The aim of this chapter is to explore the differences and commonalities between open source software and other cases of open technology. The concept of open technology is used here to indicate various models of innovation based on the participation of a wide range of different actors who freely share the innovations they have produced. The chapter begins with a review of the problems connected to the production of public goods and explains why open source software seems to be a “curious exception” for traditional economic reasoning. Then it describes the successful operation of similar models of innovation (open technology) in other technological fields. The third section investigates the literature in relation to three fundamental issues in the current open source research agenda, namely, developers’ motivations, performance, and sustainability of the model. Finally, the fourth section provides a final comparison between open source software and the other cases of open technology.
Key Terms in this Chapter
Dissipation: We call dissipation an innovation model that mobilizes (or “burns”) more resources than those actually used to produce the outcome. Dissipation is typical of self-organizing and explorative organizations.
User Community: An innovation model where a community of users of a particular product are the main source of innovation and where innovations are normally freely shared within the community.

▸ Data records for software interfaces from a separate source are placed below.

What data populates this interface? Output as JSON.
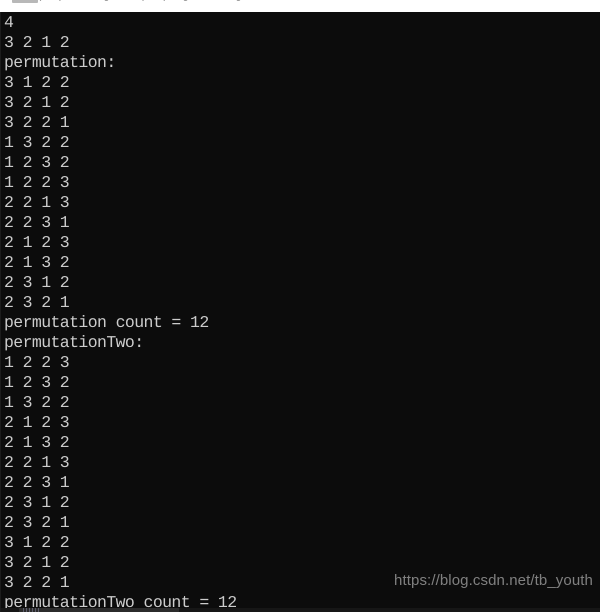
{
  "window": {
    "strip_text_fragment": "         (   q          g       (    (    g           g"
  },
  "console": {
    "background_color": "#0c0c0c",
    "text_color": "#cccccc",
    "lines": [
      "4",
      "3 2 1 2",
      "permutation:",
      "3 1 2 2",
      "3 2 1 2",
      "3 2 2 1",
      "1 3 2 2",
      "1 2 3 2",
      "1 2 2 3",
      "2 2 1 3",
      "2 2 3 1",
      "2 1 2 3",
      "2 1 3 2",
      "2 3 1 2",
      "2 3 2 1",
      "permutation count = 12",
      "permutationTwo:",
      "1 2 2 3",
      "1 2 3 2",
      "1 3 2 2",
      "2 1 2 3",
      "2 1 3 2",
      "2 2 1 3",
      "2 2 3 1",
      "2 3 1 2",
      "2 3 2 1",
      "3 1 2 2",
      "3 2 1 2",
      "3 2 2 1",
      "permutationTwo count = 12"
    ]
  },
  "watermark": {
    "text": "https://blog.csdn.net/tb_youth",
    "color": "#8a8a8a"
  }
}
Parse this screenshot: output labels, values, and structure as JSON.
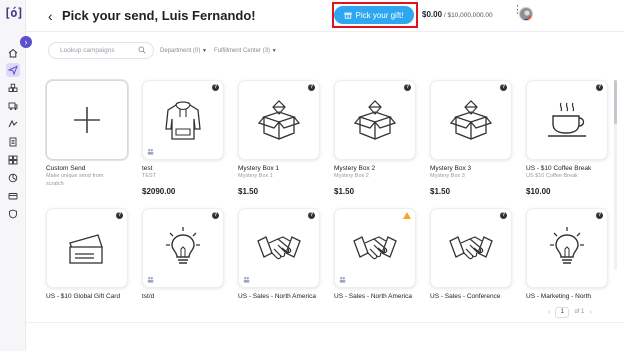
{
  "brand": {
    "logo_text": "[ó]",
    "accent": "#5a4fcf"
  },
  "rail": {
    "toggle_glyph": "›",
    "icons": [
      "home-icon",
      "send-icon",
      "inventory-icon",
      "orders-icon",
      "campaigns-icon",
      "reports-icon",
      "integrations-icon",
      "analytics-icon",
      "billing-icon",
      "security-icon"
    ]
  },
  "header": {
    "back_glyph": "‹",
    "title": "Pick your send, Luis Fernando!",
    "pick_gift_label": "Pick your gift!",
    "balance_amount": "$0.00",
    "balance_separator": " / ",
    "balance_limit": "$10,000,000.00"
  },
  "filters": {
    "search_placeholder": "Lookup campaigns",
    "department_label": "Department (0)",
    "fulfillment_label": "Fulfillment Center (3)"
  },
  "cards": [
    {
      "name": "Custom Send",
      "sub": "Make unique send from",
      "sub2": "scratch",
      "price": "",
      "icon": "plus-icon"
    },
    {
      "name": "test",
      "sub": "TEST",
      "sub2": "",
      "price": "$2090.00",
      "icon": "hoodie-icon"
    },
    {
      "name": "Mystery Box 1",
      "sub": "Mystery Box 1",
      "sub2": "",
      "price": "$1.50",
      "icon": "mystery-box-icon"
    },
    {
      "name": "Mystery Box 2",
      "sub": "Mystery Box 2",
      "sub2": "",
      "price": "$1.50",
      "icon": "mystery-box-icon"
    },
    {
      "name": "Mystery Box 3",
      "sub": "Mystery Box 3",
      "sub2": "",
      "price": "$1.50",
      "icon": "mystery-box-icon"
    },
    {
      "name": "US - $10 Coffee Break",
      "sub": "US $10 Coffee Break",
      "sub2": "",
      "price": "$10.00",
      "icon": "coffee-cup-icon"
    },
    {
      "name": "US - $10 Global Gift Card",
      "sub": "",
      "sub2": "",
      "price": "",
      "icon": "gift-card-icon"
    },
    {
      "name": "tst/d",
      "sub": "",
      "sub2": "",
      "price": "",
      "icon": "lightbulb-icon"
    },
    {
      "name": "US - Sales - North America",
      "sub": "",
      "sub2": "",
      "price": "",
      "icon": "handshake-icon"
    },
    {
      "name": "US - Sales - North America",
      "sub": "",
      "sub2": "",
      "price": "",
      "icon": "handshake-icon"
    },
    {
      "name": "US - Sales - Conference",
      "sub": "",
      "sub2": "",
      "price": "",
      "icon": "handshake-icon"
    },
    {
      "name": "US - Marketing - North",
      "sub": "",
      "sub2": "",
      "price": "",
      "icon": "lightbulb-icon"
    }
  ],
  "pagination": {
    "current": "1",
    "of_label": "of 1",
    "prev": "‹",
    "next": "›"
  }
}
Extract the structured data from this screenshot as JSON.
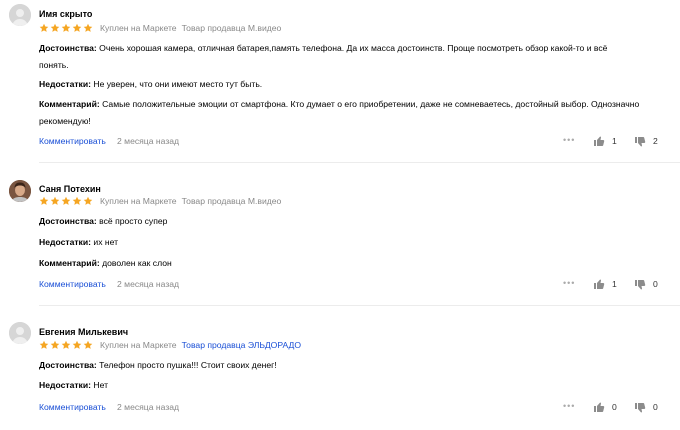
{
  "reviews": [
    {
      "author": "Имя скрыто",
      "rating": 5,
      "purchase": "Куплен на Маркете",
      "seller": "Товар продавца М.видео",
      "pros_label": "Достоинства:",
      "pros_line1": "Очень хорошая камера, отличная батарея,память телефона. Да их масса достоинств. Проще посмотреть обзор какой-то и всё",
      "pros_line2": "понять.",
      "cons_label": "Недостатки:",
      "cons": "Не уверен, что они имеют место тут быть.",
      "comment_label": "Комментарий:",
      "comment_line1": "Самые положительные эмоции от смартфона. Кто думает о его приобретении, даже не сомневаетесь, достойный выбор. Однозначно",
      "comment_line2": "рекомендую!",
      "comment_link": "Комментировать",
      "date": "2 месяца назад",
      "likes": "1",
      "dislikes": "2",
      "more": "•••"
    },
    {
      "author": "Саня Потехин",
      "rating": 5,
      "purchase": "Куплен на Маркете",
      "seller": "Товар продавца М.видео",
      "pros_label": "Достоинства:",
      "pros": "всё просто супер",
      "cons_label": "Недостатки:",
      "cons": "их нет",
      "comment_label": "Комментарий:",
      "comment": "доволен как слон",
      "comment_link": "Комментировать",
      "date": "2 месяца назад",
      "likes": "1",
      "dislikes": "0",
      "more": "•••"
    },
    {
      "author": "Евгения Милькевич",
      "rating": 5,
      "purchase": "Куплен на Маркете",
      "seller": "Товар продавца ЭЛЬДОРАДО",
      "pros_label": "Достоинства:",
      "pros": "Телефон просто пушка!!! Стоит своих денег!",
      "cons_label": "Недостатки:",
      "cons": "Нет",
      "comment_link": "Комментировать",
      "date": "2 месяца назад",
      "likes": "0",
      "dislikes": "0",
      "more": "•••"
    }
  ],
  "colors": {
    "star": "#f5a623",
    "link": "#1a4fd6",
    "muted": "#888888"
  },
  "icons": {
    "avatar_placeholder": "person-silhouette-icon",
    "avatar_photo": "user-photo-avatar",
    "like": "thumbs-up-icon",
    "dislike": "thumbs-down-icon",
    "star": "star-icon",
    "more": "more-dots-icon"
  }
}
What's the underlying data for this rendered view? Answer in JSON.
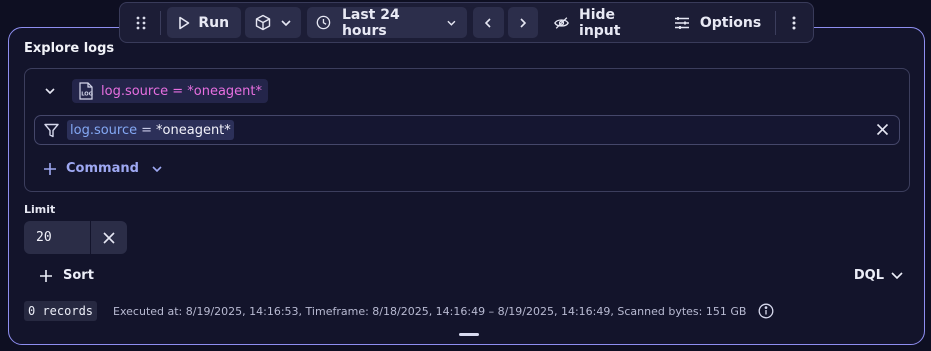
{
  "toolbar": {
    "run_label": "Run",
    "timeframe_label": "Last 24 hours",
    "hide_input_label": "Hide input",
    "options_label": "Options",
    "icons": [
      "drag-handle-icon",
      "play-icon",
      "cube-icon",
      "chevron-down-icon",
      "clock-icon",
      "chevron-left-icon",
      "chevron-right-icon",
      "eye-off-icon",
      "sliders-icon",
      "more-vertical-icon"
    ]
  },
  "section": {
    "title": "Explore logs"
  },
  "query": {
    "source_chip": "log.source = *oneagent*",
    "filter": {
      "key": "log.source",
      "operator": "=",
      "value": "*oneagent*"
    },
    "add_command_label": "Command"
  },
  "limit": {
    "label": "Limit",
    "value": "20"
  },
  "sort": {
    "label": "Sort"
  },
  "mode": {
    "label": "DQL"
  },
  "status": {
    "records": "0 records",
    "executed_text": "Executed at: 8/19/2025, 14:16:53, Timeframe: 8/18/2025, 14:16:49 – 8/19/2025, 14:16:49, Scanned bytes: 151 GB"
  },
  "colors": {
    "accent_border": "#8e8ef0",
    "chip_text": "#e76fe0",
    "command_text": "#9ea8f2",
    "background": "#0e0f22"
  }
}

Collective Invention: An innovation model in which private firms engaged in the production or use of a specific good freely share one another’s inventions and other pertinent technical information.
Sustainability: We call sustainable an innovation model that re-creates over time the premises for its own reproduction, that is, if it is endowed with a mechanism able to re-create incentives for the participants to continually invest in innovation. In this sense, the patent system as well as the public-funded research system can be conceived as sustainable.
Intrinsic/Extrinsic Motivations: When an activity is undertaken because it enhances agents’ utility directly, the underlying incentives are intrinsic because the actions they trigger have an intrinsic value for the agent. On the contrary, when an action is undertaken instrumentally to reach other goals, the motivations behind the action are defined as extrinsic because the increase of the individual’s utility is not due to action itself, but to its consequences.